1780
ENGLISH POETRY 1579-1830: SPENSER AND THE TRADITION

Elegy.

Westminster Magazine 8 (November 1780) 613.

Anonymous


A pastoral ballad in five double-quatrain stanzas, not signed. A particularly disgruntled swain, having been supplanted in Delia's affections by a wealthier man, resolves to live retired on vegetables and creek-water: "Tho' fortune to him is more kind, | And for grandeur she'll give her consent; | Yet perjur'd — with guilt in her mind, | She ne'er can be blest and content."



I will fly to some secret retreat,
Where sorrow no bosom disturbs;
With the boughs I'll entwine me a seat,
And my food it shall only be herbs.
From a clear limpid stream that runs by,
I'll drink when I thirsty am grown;
Then stretch'd on the banks I will lye,
And unpity'd will make my sad moan.

With the leaves I'll contrive me a bed
Whereon I at night may recline;
Tho' no pillow will ease my poor head,
Yet I'll make it all gaudy and fine.
I'll deck it with shrubs, and with flowers,
The sweetest that are to be found;
Here pensive I'll pass the still hours,
When night draws her curtain around.

When Aurora enlightens the sky,
Thro' the woods and the vales I'll relate,
How from Delia's unkindness I fly,
And how cruel and hard is my fate.
I'll tell how my passion began,
How fondly I lov'd, and how true;
How she own'd that there ne'er was a man
Who for tenderness could me outdo;

How with transport I sat by her side,
And prest her dear hand to my heart;
And how oft to my vows she reply'd,
That we ne'er from each other would part:
How once she could pity my pain,
And my fondness with passion return;
Yet now smiles on a wealthier swain,
Who ne'er with my ardour did burn.

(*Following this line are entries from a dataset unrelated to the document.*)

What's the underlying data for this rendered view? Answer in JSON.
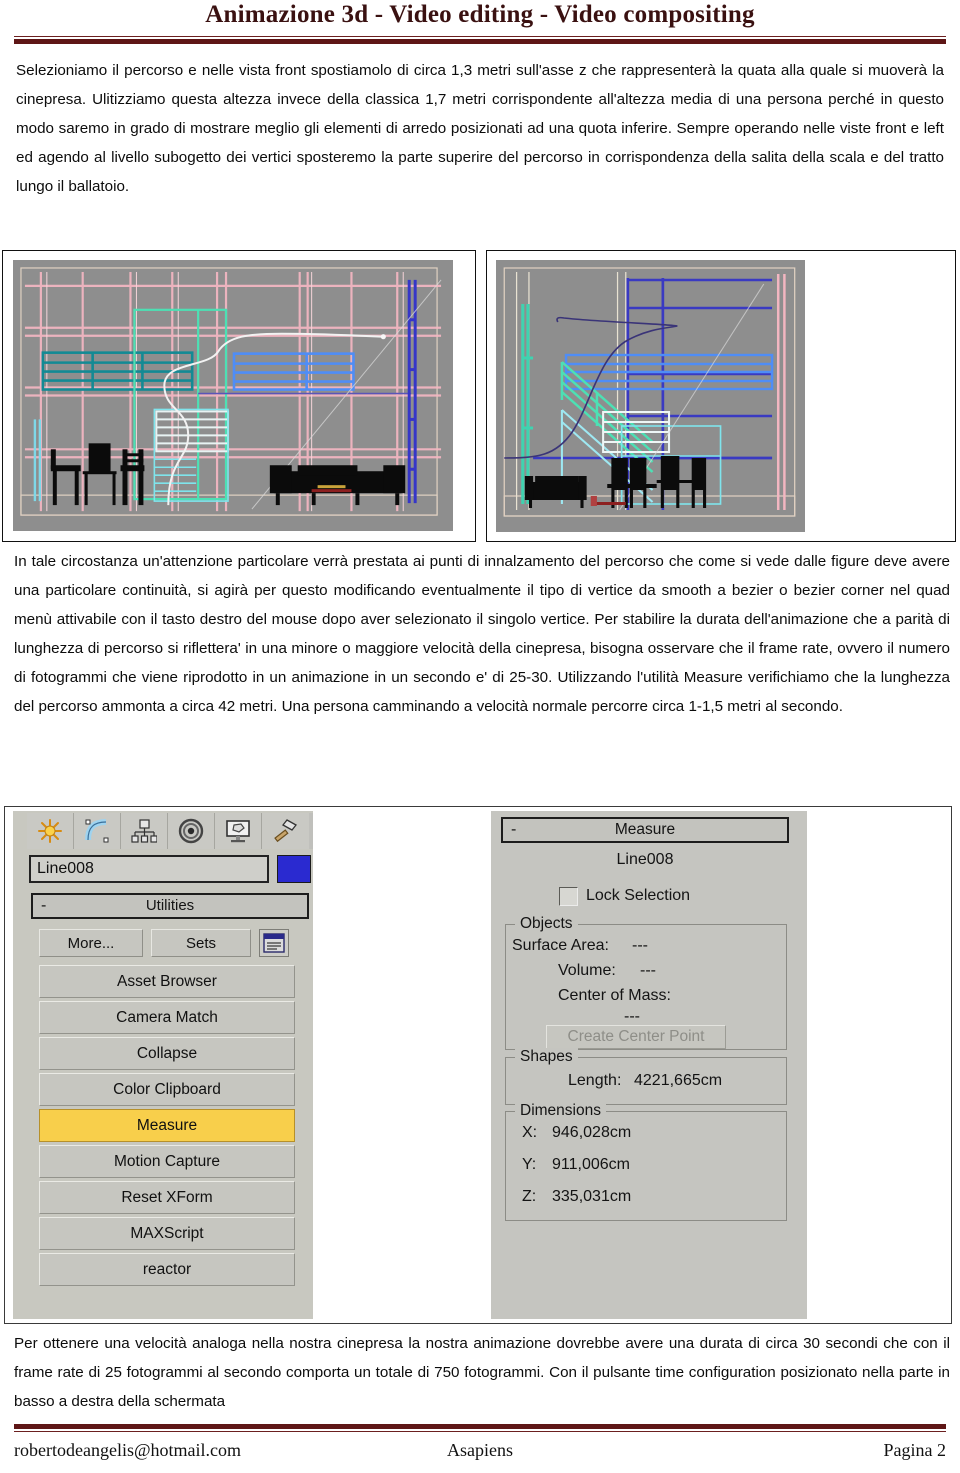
{
  "header": {
    "title": "Animazione 3d - Video editing - Video compositing"
  },
  "body": {
    "paragraph1": "Selezioniamo il percorso e nelle vista front spostiamolo di circa 1,3 metri sull'asse z che rappresenterà la quata alla quale si muoverà la cinepresa. Ulitizziamo questa altezza invece della classica 1,7 metri corrispondente all'altezza media di una persona perché in questo modo saremo in grado di mostrare meglio gli elementi di arredo posizionati ad una quota inferire. Sempre operando nelle viste front e left ed agendo al livello subogetto dei vertici sposteremo la parte superire del percorso in corrispondenza della salita della scala e del tratto lungo il ballatoio.",
    "paragraph2": "In tale circostanza un'attenzione particolare verrà prestata ai punti di innalzamento del percorso  che come si vede dalle figure deve avere una particolare continuità, si agirà per questo modificando eventualmente il tipo di vertice da smooth a bezier o bezier corner nel quad menù attivabile con il tasto destro del mouse dopo aver selezionato il singolo vertice. Per stabilire la durata dell'animazione che a parità di lunghezza di percorso si riflettera' in una minore o maggiore velocità della cinepresa, bisogna osservare che il frame rate, ovvero il numero di fotogrammi che viene riprodotto in un animazione in un secondo e' di 25-30. Utilizzando l'utilità Measure verifichiamo che la lunghezza del percorso ammonta a circa 42 metri. Una persona camminando a velocità normale percorre circa 1-1,5 metri al secondo.",
    "paragraph3": "Per ottenere una velocità analoga nella nostra cinepresa la nostra animazione dovrebbe avere una durata di circa 30 secondi che con il frame rate di 25 fotogrammi al secondo comporta un totale di 750 fotogrammi. Con il pulsante time configuration posizionato nella parte in basso a destra della schermata"
  },
  "figure_viewports": {
    "left_viewport": {
      "name": "front-viewport",
      "background_color": "#8e8e8e",
      "grid_color": "#f0b8c0",
      "wire_colors": [
        "#26b0b0",
        "#4d8ef5",
        "#38e8c0",
        "#e8e8e8",
        "#3a3ad0",
        "#7fe0e8"
      ]
    },
    "right_viewport": {
      "name": "left-viewport",
      "background_color": "#8e8e8e",
      "grid_color": "#f0b8c0",
      "wire_colors": [
        "#3a3ad0",
        "#4d8ef5",
        "#38e8c0",
        "#e8e8e8",
        "#7fe0e8"
      ]
    }
  },
  "max_ui": {
    "command_tabs": [
      {
        "name": "create-tab",
        "icon": "star-icon"
      },
      {
        "name": "modify-tab",
        "icon": "curve-icon"
      },
      {
        "name": "hierarchy-tab",
        "icon": "hierarchy-icon"
      },
      {
        "name": "motion-tab",
        "icon": "wheel-icon"
      },
      {
        "name": "display-tab",
        "icon": "monitor-icon"
      },
      {
        "name": "utilities-tab",
        "icon": "hammer-icon"
      }
    ],
    "object_name": "Line008",
    "object_color": "#2a2ad0",
    "utilities_rollout": {
      "title": "Utilities",
      "collapse_glyph": "-",
      "more_label": "More...",
      "sets_label": "Sets",
      "config_icon": "configure-sets-icon",
      "buttons": [
        "Asset Browser",
        "Camera Match",
        "Collapse",
        "Color Clipboard",
        "Measure",
        "Motion Capture",
        "Reset XForm",
        "MAXScript",
        "reactor"
      ],
      "active_button": "Measure",
      "active_color": "#f8cf4b"
    },
    "measure_rollout": {
      "title": "Measure",
      "collapse_glyph": "-",
      "object_name": "Line008",
      "lock_selection_label": "Lock Selection",
      "lock_selection_checked": false,
      "objects_group": {
        "title": "Objects",
        "surface_area_label": "Surface Area:",
        "surface_area_value": "---",
        "volume_label": "Volume:",
        "volume_value": "---",
        "center_of_mass_label": "Center of Mass:",
        "center_of_mass_value": "---",
        "create_center_point_label": "Create Center Point",
        "create_center_point_enabled": false
      },
      "shapes_group": {
        "title": "Shapes",
        "length_label": "Length:",
        "length_value": "4221,665cm"
      },
      "dimensions_group": {
        "title": "Dimensions",
        "x_label": "X:",
        "x_value": "946,028cm",
        "y_label": "Y:",
        "y_value": "911,006cm",
        "z_label": "Z:",
        "z_value": "335,031cm"
      }
    }
  },
  "footer": {
    "email": "robertodeangelis@hotmail.com",
    "center": "Asapiens",
    "page": "Pagina 2"
  },
  "colors": {
    "rule": "#5e1616",
    "title": "#3a1111",
    "panel_bg": "#c5c5c0",
    "highlight": "#f8cf4b",
    "yellow_strip": "#e9e21f"
  }
}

Tho' fortune to him is more kind,
And for grandeur she'll give her consent;
Yet perjur'd — with guilt in her mind,
She ne'er can be blest and content.
I no more this inconstant shall see,
Sequester'd I'll pass all my days;
'Tis by death I alone can be free,
For Love in my bosom still preys.

[p. 613]